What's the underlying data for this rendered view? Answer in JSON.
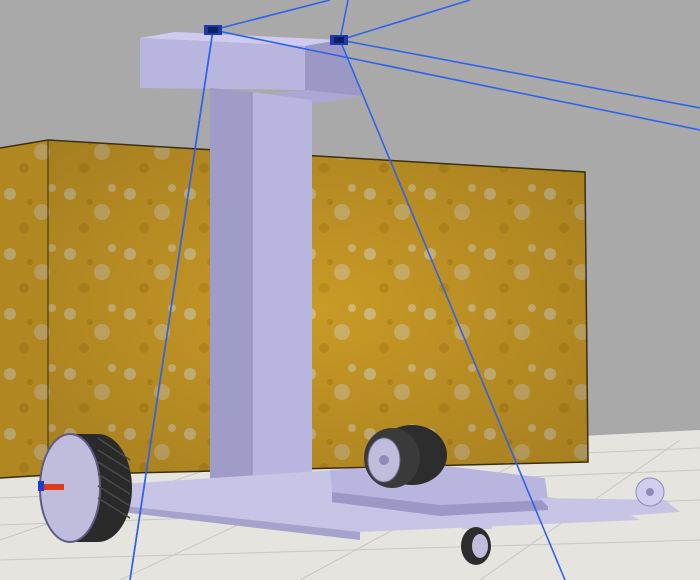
{
  "viewport": {
    "sky_color": "#a9a9a9",
    "ground_color": "#e8e6e0",
    "grid_line_color": "#c8c6c0"
  },
  "scene": {
    "wall": {
      "name": "textured-box",
      "color_front": "#c99a26",
      "color_side": "#b9891e",
      "stain_color": "#d8cfb7"
    },
    "robot": {
      "body_color": "#b8b5df",
      "body_shade": "#9b98c5",
      "body_light": "#cecbee"
    },
    "wheels": {
      "tire_color": "#2d2d2d",
      "hub_color": "#bfbcdc"
    },
    "ray_color": "#2f63ea",
    "axis_colors": {
      "x": "#e03b1c",
      "y": "#1d3ccc"
    },
    "sensor_color": "#1f3aa8"
  }
}
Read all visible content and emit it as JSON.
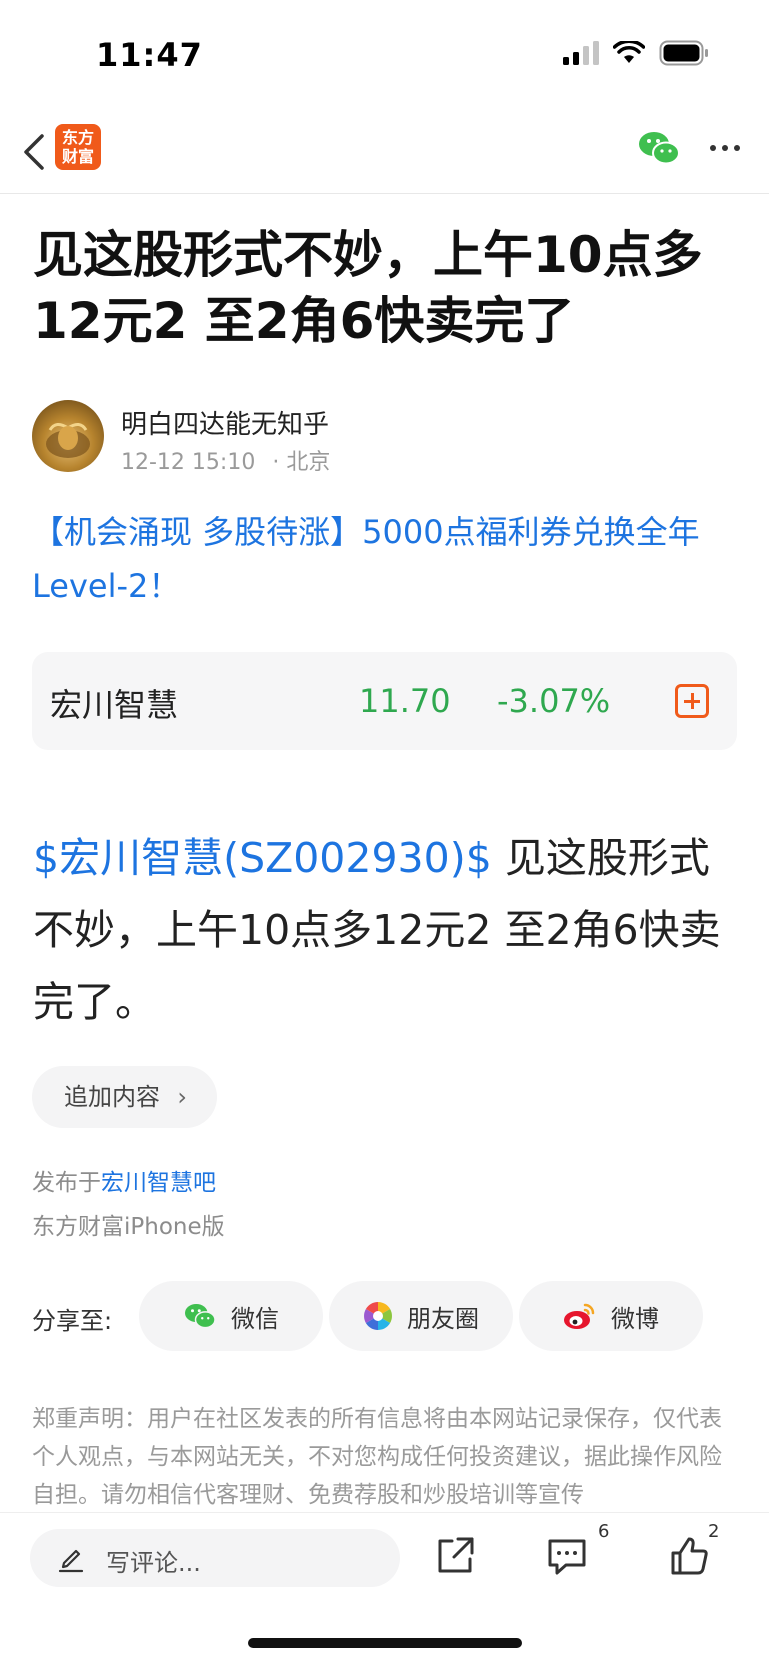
{
  "status_bar": {
    "time": "11:47"
  },
  "nav": {
    "logo_line1": "东方",
    "logo_line2": "财富"
  },
  "article": {
    "title": "见这股形式不妙，上午10点多12元2 至2角6快卖完了",
    "author": "明白四达能无知乎",
    "datetime": "12-12 15:10",
    "location": "· 北京",
    "promo": "【机会涌现 多股待涨】5000点福利券兑换全年Level-2！",
    "stock_tag": "$宏川智慧(SZ002930)$",
    "body": "  见这股形式不妙，上午10点多12元2 至2角6快卖完了。",
    "append_label": "追加内容",
    "published_prefix": "发布于",
    "published_bar": "宏川智慧吧",
    "source": "东方财富iPhone版",
    "disclaimer": "郑重声明：用户在社区发表的所有信息将由本网站记录保存，仅代表个人观点，与本网站无关，不对您构成任何投资建议，据此操作风险自担。请勿相信代客理财、免费荐股和炒股培训等宣传"
  },
  "stock_card": {
    "name": "宏川智慧",
    "price": "11.70",
    "change": "-3.07%",
    "change_color": "#2fa84f"
  },
  "share": {
    "label": "分享至:",
    "wechat": "微信",
    "moments": "朋友圈",
    "weibo": "微博"
  },
  "bottom": {
    "comment_placeholder": "写评论...",
    "comment_count": "6",
    "like_count": "2"
  },
  "colors": {
    "brand": "#f05a1a",
    "link": "#1d74e0",
    "down": "#2fa84f"
  }
}
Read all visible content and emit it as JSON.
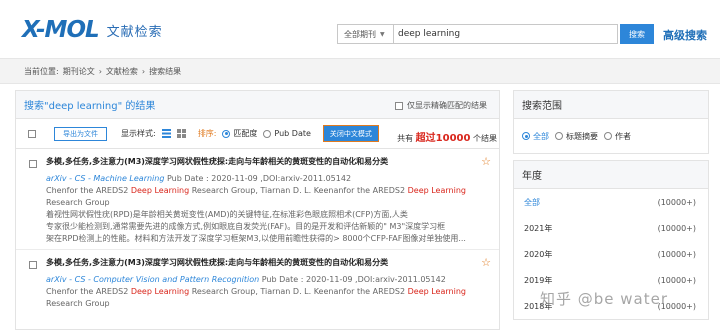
{
  "header": {
    "logo_text": "X-MOL",
    "logo_subtitle": "文献检索",
    "scope_value": "全部期刊",
    "search_value": "deep learning",
    "search_button": "搜索",
    "advanced_link": "高级搜索"
  },
  "breadcrumb": {
    "label": "当前位置:",
    "items": [
      "期刊论文",
      "文献检索",
      "搜索结果"
    ],
    "separator": "›"
  },
  "results": {
    "heading": "搜索\"deep learning\" 的结果",
    "exact_match_label": "仅显示精确匹配的结果",
    "export_button": "导出为文件",
    "display_style_label": "显示样式:",
    "sort_label": "排序:",
    "sort_relevance": "匹配度",
    "sort_pubdate": "Pub Date",
    "cn_mode_button": "关闭中文模式",
    "total_prefix": "共有",
    "total_count": "超过10000",
    "total_suffix": "个结果",
    "items": [
      {
        "title": "多模,多任务,多注意力(M3)深度学习网状假性疣探:走向与年龄相关的黄斑变性的自动化和易分类",
        "source": "arXiv - CS - Machine Learning",
        "meta": "Pub Date : 2020-11-09 ,DOI:arxiv-2011.05142",
        "authors_pre": "Chenfor the AREDS2 ",
        "authors_hl": "Deep Learning",
        "authors_mid": " Research Group, Tiarnan D. L. Keenanfor the AREDS2 ",
        "authors_hl2": "Deep Learning",
        "authors_post": " Research Group",
        "abstract_1": "着视性网状假性疣(RPD)是年龄相关黄斑变性(AMD)的关键特征,在标准彩色眼底照相术(CFP)方面,人类",
        "abstract_2": "专家很少能检测到,通常需要先进的成像方式,例如眼底自发荧光(FAF)。目的是开发和评估新颖的\" M3\"深度学习框",
        "abstract_3": "架在RPD检测上的性能。材料和方法开发了深度学习框架M3,以使用前瞻性获得的> 8000个CFP-FAF图像对单独使用..."
      },
      {
        "title": "多模,多任务,多注意力(M3)深度学习网状假性疣探:走向与年龄相关的黄斑变性的自动化和易分类",
        "source": "arXiv - CS - Computer Vision and Pattern Recognition",
        "meta": "Pub Date : 2020-11-09 ,DOI:arxiv-2011.05142",
        "authors_pre": "Chenfor the AREDS2 ",
        "authors_hl": "Deep Learning",
        "authors_mid": " Research Group, Tiarnan D. L. Keenanfor the AREDS2 ",
        "authors_hl2": "Deep Learning",
        "authors_post": " Research Group"
      }
    ]
  },
  "sidebar": {
    "scope_heading": "搜索范围",
    "scope_options": [
      "全部",
      "标题摘要",
      "作者"
    ],
    "year_heading": "年度",
    "years": [
      {
        "label": "全部",
        "count": "(10000+)"
      },
      {
        "label": "2021年",
        "count": "(10000+)"
      },
      {
        "label": "2020年",
        "count": "(10000+)"
      },
      {
        "label": "2019年",
        "count": "(10000+)"
      },
      {
        "label": "2018年",
        "count": "(10000+)"
      }
    ]
  },
  "watermark": "知乎 @be water",
  "colors": {
    "accent": "#2d86d9",
    "highlight": "#d9261c",
    "sort_orange": "#e07a1f"
  }
}
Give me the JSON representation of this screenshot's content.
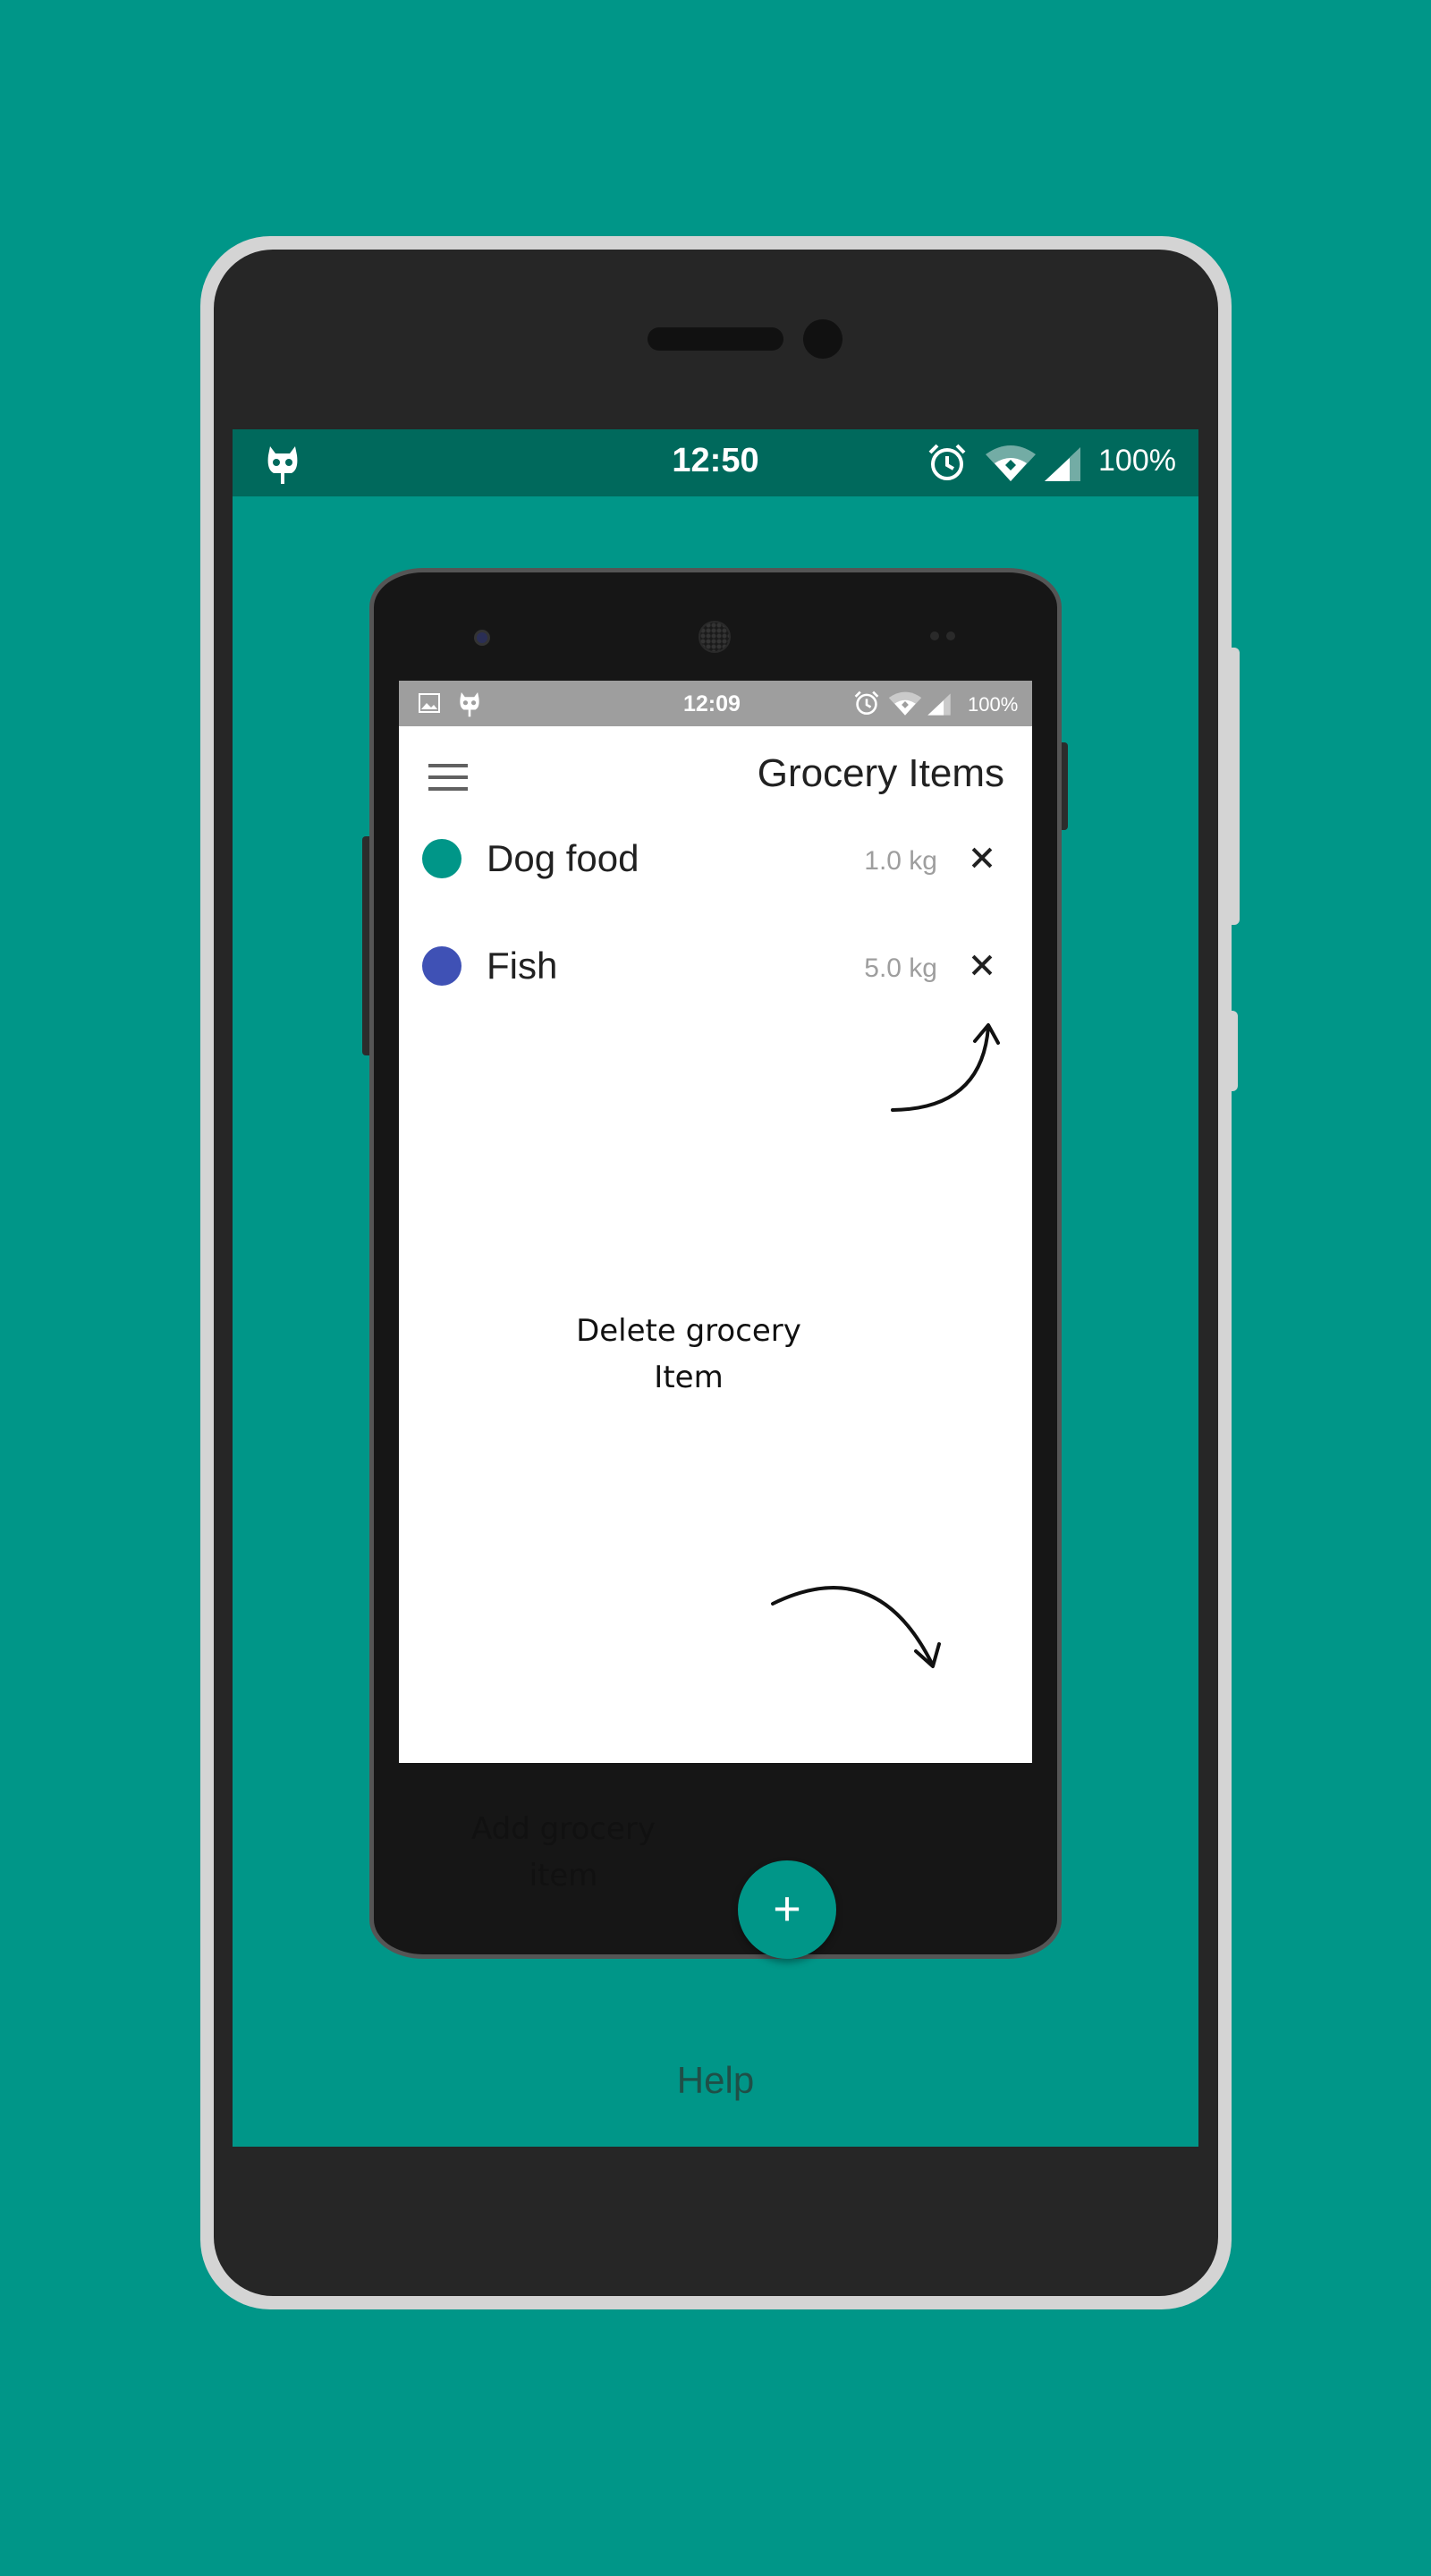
{
  "outer_status": {
    "time": "12:50",
    "battery": "100%",
    "icons": [
      "cyanogenmod-icon",
      "alarm-icon",
      "wifi-icon",
      "signal-icon"
    ]
  },
  "inner_status": {
    "time": "12:09",
    "battery": "100%",
    "icons": [
      "image-icon",
      "cyanogenmod-icon",
      "alarm-icon",
      "wifi-icon",
      "signal-icon"
    ]
  },
  "app": {
    "title": "Grocery Items",
    "items": [
      {
        "name": "Dog food",
        "quantity": "1.0 kg",
        "color": "#009688"
      },
      {
        "name": "Fish",
        "quantity": "5.0 kg",
        "color": "#3f51b5"
      }
    ],
    "fab_label": "+"
  },
  "annotations": {
    "delete_line1": "Delete grocery",
    "delete_line2": "Item",
    "add_line1": "Add grocery",
    "add_line2": "item"
  },
  "help_label": "Help",
  "colors": {
    "background": "#009688",
    "status_bar": "#00695c",
    "accent": "#009688"
  }
}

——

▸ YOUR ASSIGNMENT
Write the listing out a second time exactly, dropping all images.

▸ RESULT BELOW
What's the underlying data for this rendered view? Answer in JSON.
{
  "viewport": {
    "sky_color": "#a9a9a9",
    "ground_color": "#e8e6e0",
    "grid_line_color": "#c8c6c0"
  },
  "scene": {
    "wall": {
      "name": "textured-box",
      "color_front": "#c99a26",
      "color_side": "#b9891e",
      "stain_color": "#d8cfb7"
    },
    "robot": {
      "body_color": "#b8b5df",
      "body_shade": "#9b98c5",
      "body_light": "#cecbee"
    },
    "wheels": {
      "tire_color": "#2d2d2d",
      "hub_color": "#bfbcdc"
    },
    "ray_color": "#2f63ea",
    "axis_colors": {
      "x": "#e03b1c",
      "y": "#1d3ccc"
    },
    "sensor_color": "#1f3aa8"
  }
}
Read all visible content and emit it as JSON.
{
  "status_bar": {
    "time": "11:47"
  },
  "nav": {
    "logo_line1": "东方",
    "logo_line2": "财富"
  },
  "article": {
    "title": "见这股形式不妙，上午10点多12元2 至2角6快卖完了",
    "author": "明白四达能无知乎",
    "datetime": "12-12 15:10",
    "location": "· 北京",
    "promo": "【机会涌现 多股待涨】5000点福利券兑换全年Level-2！",
    "stock_tag": "$宏川智慧(SZ002930)$",
    "body": "  见这股形式不妙，上午10点多12元2 至2角6快卖完了。",
    "append_label": "追加内容",
    "published_prefix": "发布于",
    "published_bar": "宏川智慧吧",
    "source": "东方财富iPhone版",
    "disclaimer": "郑重声明：用户在社区发表的所有信息将由本网站记录保存，仅代表个人观点，与本网站无关，不对您构成任何投资建议，据此操作风险自担。请勿相信代客理财、免费荐股和炒股培训等宣传"
  },
  "stock_card": {
    "name": "宏川智慧",
    "price": "11.70",
    "change": "-3.07%",
    "change_color": "#2fa84f"
  },
  "share": {
    "label": "分享至:",
    "wechat": "微信",
    "moments": "朋友圈",
    "weibo": "微博"
  },
  "bottom": {
    "comment_placeholder": "写评论...",
    "comment_count": "6",
    "like_count": "2"
  },
  "colors": {
    "brand": "#f05a1a",
    "link": "#1d74e0",
    "down": "#2fa84f"
  }
}
Read all visible content and emit it as JSON.
{
  "header": {
    "logo_text": "X-MOL",
    "logo_subtitle": "文献检索",
    "scope_value": "全部期刊",
    "search_value": "deep learning",
    "search_button": "搜索",
    "advanced_link": "高级搜索"
  },
  "breadcrumb": {
    "label": "当前位置:",
    "items": [
      "期刊论文",
      "文献检索",
      "搜索结果"
    ],
    "separator": "›"
  },
  "results": {
    "heading": "搜索\"deep learning\" 的结果",
    "exact_match_label": "仅显示精确匹配的结果",
    "export_button": "导出为文件",
    "display_style_label": "显示样式:",
    "sort_label": "排序:",
    "sort_relevance": "匹配度",
    "sort_pubdate": "Pub Date",
    "cn_mode_button": "关闭中文模式",
    "total_prefix": "共有",
    "total_count": "超过10000",
    "total_suffix": "个结果",
    "items": [
      {
        "title": "多模,多任务,多注意力(M3)深度学习网状假性疣探:走向与年龄相关的黄斑变性的自动化和易分类",
        "source": "arXiv - CS - Machine Learning",
        "meta": "Pub Date : 2020-11-09 ,DOI:arxiv-2011.05142",
        "authors_pre": "Chenfor the AREDS2 ",
        "authors_hl": "Deep Learning",
        "authors_mid": " Research Group, Tiarnan D. L. Keenanfor the AREDS2 ",
        "authors_hl2": "Deep Learning",
        "authors_post": " Research Group",
        "abstract_1": "着视性网状假性疣(RPD)是年龄相关黄斑变性(AMD)的关键特征,在标准彩色眼底照相术(CFP)方面,人类",
        "abstract_2": "专家很少能检测到,通常需要先进的成像方式,例如眼底自发荧光(FAF)。目的是开发和评估新颖的\" M3\"深度学习框",
        "abstract_3": "架在RPD检测上的性能。材料和方法开发了深度学习框架M3,以使用前瞻性获得的> 8000个CFP-FAF图像对单独使用..."
      },
      {
        "title": "多模,多任务,多注意力(M3)深度学习网状假性疣探:走向与年龄相关的黄斑变性的自动化和易分类",
        "source": "arXiv - CS - Computer Vision and Pattern Recognition",
        "meta": "Pub Date : 2020-11-09 ,DOI:arxiv-2011.05142",
        "authors_pre": "Chenfor the AREDS2 ",
        "authors_hl": "Deep Learning",
        "authors_mid": " Research Group, Tiarnan D. L. Keenanfor the AREDS2 ",
        "authors_hl2": "Deep Learning",
        "authors_post": " Research Group"
      }
    ]
  },
  "sidebar": {
    "scope_heading": "搜索范围",
    "scope_options": [
      "全部",
      "标题摘要",
      "作者"
    ],
    "year_heading": "年度",
    "years": [
      {
        "label": "全部",
        "count": "(10000+)"
      },
      {
        "label": "2021年",
        "count": "(10000+)"
      },
      {
        "label": "2020年",
        "count": "(10000+)"
      },
      {
        "label": "2019年",
        "count": "(10000+)"
      },
      {
        "label": "2018年",
        "count": "(10000+)"
      }
    ]
  },
  "watermark": "知乎 @be water",
  "colors": {
    "accent": "#2d86d9",
    "highlight": "#d9261c",
    "sort_orange": "#e07a1f"
  }
}
Give me the JSON representation of this screenshot's content.
{
  "outer_status": {
    "time": "12:50",
    "battery": "100%",
    "icons": [
      "cyanogenmod-icon",
      "alarm-icon",
      "wifi-icon",
      "signal-icon"
    ]
  },
  "inner_status": {
    "time": "12:09",
    "battery": "100%",
    "icons": [
      "image-icon",
      "cyanogenmod-icon",
      "alarm-icon",
      "wifi-icon",
      "signal-icon"
    ]
  },
  "app": {
    "title": "Grocery Items",
    "items": [
      {
        "name": "Dog food",
        "quantity": "1.0 kg",
        "color": "#009688"
      },
      {
        "name": "Fish",
        "quantity": "5.0 kg",
        "color": "#3f51b5"
      }
    ],
    "fab_label": "+"
  },
  "annotations": {
    "delete_line1": "Delete grocery",
    "delete_line2": "Item",
    "add_line1": "Add grocery",
    "add_line2": "item"
  },
  "help_label": "Help",
  "colors": {
    "background": "#009688",
    "status_bar": "#00695c",
    "accent": "#009688"
  }
}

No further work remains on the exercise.